Find the word "region" in the records and copy every line where it occurs.

Web page and app entries:

********************

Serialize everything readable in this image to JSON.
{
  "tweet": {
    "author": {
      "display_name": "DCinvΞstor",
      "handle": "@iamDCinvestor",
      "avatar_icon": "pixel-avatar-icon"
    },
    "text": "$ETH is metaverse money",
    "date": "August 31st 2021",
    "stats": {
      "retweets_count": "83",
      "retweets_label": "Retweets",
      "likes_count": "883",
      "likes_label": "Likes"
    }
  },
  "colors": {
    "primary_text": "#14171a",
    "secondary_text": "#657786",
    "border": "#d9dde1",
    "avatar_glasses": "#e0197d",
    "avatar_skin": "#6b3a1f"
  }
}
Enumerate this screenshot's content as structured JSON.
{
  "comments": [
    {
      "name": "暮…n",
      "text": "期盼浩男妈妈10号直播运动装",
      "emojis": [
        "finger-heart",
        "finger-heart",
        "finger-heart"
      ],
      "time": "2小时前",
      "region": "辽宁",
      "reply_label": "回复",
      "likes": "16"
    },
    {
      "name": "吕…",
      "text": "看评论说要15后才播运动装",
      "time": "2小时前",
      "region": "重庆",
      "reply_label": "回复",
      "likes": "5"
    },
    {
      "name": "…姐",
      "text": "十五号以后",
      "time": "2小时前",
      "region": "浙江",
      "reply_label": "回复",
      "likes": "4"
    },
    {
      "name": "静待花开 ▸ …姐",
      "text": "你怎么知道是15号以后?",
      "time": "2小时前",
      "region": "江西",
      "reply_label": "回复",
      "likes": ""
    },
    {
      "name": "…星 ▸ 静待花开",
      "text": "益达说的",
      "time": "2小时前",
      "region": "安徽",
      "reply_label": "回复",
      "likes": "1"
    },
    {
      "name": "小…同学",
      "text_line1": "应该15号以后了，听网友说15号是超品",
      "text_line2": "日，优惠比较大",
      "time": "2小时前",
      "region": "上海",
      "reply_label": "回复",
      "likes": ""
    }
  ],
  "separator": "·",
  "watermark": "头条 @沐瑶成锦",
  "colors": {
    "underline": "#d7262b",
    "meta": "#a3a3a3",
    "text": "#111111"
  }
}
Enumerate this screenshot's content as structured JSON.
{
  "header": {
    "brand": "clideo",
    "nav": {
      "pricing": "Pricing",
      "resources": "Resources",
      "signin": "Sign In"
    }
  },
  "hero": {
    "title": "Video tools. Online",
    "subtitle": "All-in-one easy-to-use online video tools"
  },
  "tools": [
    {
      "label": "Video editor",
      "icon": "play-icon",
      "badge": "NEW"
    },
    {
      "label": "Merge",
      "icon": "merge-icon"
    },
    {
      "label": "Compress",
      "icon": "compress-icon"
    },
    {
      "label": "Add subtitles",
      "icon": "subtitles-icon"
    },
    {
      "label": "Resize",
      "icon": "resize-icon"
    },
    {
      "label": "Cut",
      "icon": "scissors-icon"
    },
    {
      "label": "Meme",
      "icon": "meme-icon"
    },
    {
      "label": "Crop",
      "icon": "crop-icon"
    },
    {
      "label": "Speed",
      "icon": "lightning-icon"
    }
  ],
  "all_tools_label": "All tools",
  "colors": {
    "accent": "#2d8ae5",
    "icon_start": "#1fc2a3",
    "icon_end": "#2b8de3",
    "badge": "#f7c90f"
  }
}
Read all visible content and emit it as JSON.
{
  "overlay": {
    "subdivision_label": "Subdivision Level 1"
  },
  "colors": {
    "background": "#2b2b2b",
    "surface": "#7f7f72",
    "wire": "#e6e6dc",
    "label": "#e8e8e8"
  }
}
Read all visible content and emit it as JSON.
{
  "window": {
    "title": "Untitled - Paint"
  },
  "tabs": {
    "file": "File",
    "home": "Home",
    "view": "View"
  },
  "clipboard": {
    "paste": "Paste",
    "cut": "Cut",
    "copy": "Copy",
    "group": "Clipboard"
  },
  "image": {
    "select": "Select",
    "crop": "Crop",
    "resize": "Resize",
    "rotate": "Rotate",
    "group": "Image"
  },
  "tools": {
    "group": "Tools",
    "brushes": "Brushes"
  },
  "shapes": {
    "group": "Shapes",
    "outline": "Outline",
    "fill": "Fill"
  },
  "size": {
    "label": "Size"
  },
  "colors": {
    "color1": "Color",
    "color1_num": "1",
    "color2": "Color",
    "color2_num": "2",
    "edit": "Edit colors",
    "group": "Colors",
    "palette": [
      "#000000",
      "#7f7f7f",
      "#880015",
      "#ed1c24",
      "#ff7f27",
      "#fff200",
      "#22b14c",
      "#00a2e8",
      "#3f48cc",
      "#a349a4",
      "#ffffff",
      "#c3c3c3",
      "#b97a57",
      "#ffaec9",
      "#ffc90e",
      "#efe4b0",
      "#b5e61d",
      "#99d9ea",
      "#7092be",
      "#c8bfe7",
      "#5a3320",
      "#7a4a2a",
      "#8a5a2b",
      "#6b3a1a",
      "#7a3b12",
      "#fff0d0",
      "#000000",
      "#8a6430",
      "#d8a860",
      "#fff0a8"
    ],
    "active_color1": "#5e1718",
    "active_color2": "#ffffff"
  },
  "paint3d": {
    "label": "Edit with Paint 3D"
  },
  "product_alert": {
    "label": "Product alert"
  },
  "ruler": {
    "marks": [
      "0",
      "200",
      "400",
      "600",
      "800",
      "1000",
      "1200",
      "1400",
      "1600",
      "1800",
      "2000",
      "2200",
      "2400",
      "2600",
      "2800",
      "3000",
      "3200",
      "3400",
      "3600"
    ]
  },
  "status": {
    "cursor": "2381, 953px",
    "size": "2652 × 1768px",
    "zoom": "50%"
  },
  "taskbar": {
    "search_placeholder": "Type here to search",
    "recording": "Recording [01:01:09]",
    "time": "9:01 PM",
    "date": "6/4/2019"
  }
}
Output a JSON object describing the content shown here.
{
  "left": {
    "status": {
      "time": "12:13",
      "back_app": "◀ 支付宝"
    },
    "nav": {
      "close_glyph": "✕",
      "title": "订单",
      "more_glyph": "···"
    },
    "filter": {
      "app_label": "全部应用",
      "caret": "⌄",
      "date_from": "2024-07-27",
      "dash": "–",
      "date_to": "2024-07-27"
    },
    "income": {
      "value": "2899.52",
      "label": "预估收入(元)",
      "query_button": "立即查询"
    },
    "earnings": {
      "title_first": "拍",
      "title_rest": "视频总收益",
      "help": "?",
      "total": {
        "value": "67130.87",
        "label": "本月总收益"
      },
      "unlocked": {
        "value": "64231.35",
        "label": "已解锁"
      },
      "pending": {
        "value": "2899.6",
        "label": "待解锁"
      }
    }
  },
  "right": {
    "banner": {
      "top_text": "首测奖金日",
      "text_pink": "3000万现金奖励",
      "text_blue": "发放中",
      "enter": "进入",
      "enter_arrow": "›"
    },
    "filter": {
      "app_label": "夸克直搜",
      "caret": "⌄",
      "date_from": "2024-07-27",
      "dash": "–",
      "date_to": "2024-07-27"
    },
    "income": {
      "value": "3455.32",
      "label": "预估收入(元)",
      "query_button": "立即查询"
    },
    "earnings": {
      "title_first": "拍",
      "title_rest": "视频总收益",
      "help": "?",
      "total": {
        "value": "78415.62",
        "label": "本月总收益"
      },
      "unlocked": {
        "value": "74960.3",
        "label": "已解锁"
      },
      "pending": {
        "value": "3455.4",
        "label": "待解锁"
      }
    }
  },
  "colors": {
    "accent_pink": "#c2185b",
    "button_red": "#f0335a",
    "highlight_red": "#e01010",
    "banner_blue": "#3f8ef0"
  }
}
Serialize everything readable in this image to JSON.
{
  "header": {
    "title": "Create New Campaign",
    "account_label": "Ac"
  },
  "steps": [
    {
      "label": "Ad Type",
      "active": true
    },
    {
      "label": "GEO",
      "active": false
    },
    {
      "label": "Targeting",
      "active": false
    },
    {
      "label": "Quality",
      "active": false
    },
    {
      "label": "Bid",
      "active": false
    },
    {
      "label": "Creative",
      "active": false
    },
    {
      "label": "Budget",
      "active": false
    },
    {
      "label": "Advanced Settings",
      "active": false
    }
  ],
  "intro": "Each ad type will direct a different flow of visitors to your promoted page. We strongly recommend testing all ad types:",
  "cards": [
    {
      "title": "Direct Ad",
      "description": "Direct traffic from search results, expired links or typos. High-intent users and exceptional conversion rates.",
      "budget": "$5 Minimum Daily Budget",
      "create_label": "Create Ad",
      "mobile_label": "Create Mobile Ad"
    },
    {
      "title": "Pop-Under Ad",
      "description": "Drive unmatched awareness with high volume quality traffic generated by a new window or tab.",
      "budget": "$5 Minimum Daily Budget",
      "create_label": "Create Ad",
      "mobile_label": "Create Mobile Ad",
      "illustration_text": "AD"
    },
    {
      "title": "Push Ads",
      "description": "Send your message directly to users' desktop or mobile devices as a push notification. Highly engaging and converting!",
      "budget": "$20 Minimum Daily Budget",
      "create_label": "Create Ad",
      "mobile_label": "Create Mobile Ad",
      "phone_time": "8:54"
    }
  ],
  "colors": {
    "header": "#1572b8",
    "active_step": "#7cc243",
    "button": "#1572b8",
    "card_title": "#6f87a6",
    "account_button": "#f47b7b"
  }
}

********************

COMPLETED TASK:
      "region": "辽宁",
      "region": "重庆",
      "region": "浙江",
      "region": "江西",
      "region": "安徽",
      "region": "上海",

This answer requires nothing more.